App and web page records
◇ ◇ ◇ ◇ ◇ ◇ ◇

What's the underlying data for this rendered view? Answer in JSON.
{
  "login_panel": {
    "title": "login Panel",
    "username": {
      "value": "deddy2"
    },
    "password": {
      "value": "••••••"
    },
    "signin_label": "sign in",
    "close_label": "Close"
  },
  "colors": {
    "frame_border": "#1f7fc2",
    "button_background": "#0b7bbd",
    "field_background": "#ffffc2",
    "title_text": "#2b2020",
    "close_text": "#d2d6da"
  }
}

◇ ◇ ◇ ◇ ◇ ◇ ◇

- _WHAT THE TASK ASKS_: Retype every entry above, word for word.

- _RESPONSE TO THE TASK_:
What's the underlying data for this rendered view? Answer in JSON.
{
  "login_panel": {
    "title": "login Panel",
    "username": {
      "value": "deddy2"
    },
    "password": {
      "value": "••••••"
    },
    "signin_label": "sign in",
    "close_label": "Close"
  },
  "colors": {
    "frame_border": "#1f7fc2",
    "button_background": "#0b7bbd",
    "field_background": "#ffffc2",
    "title_text": "#2b2020",
    "close_text": "#d2d6da"
  }
}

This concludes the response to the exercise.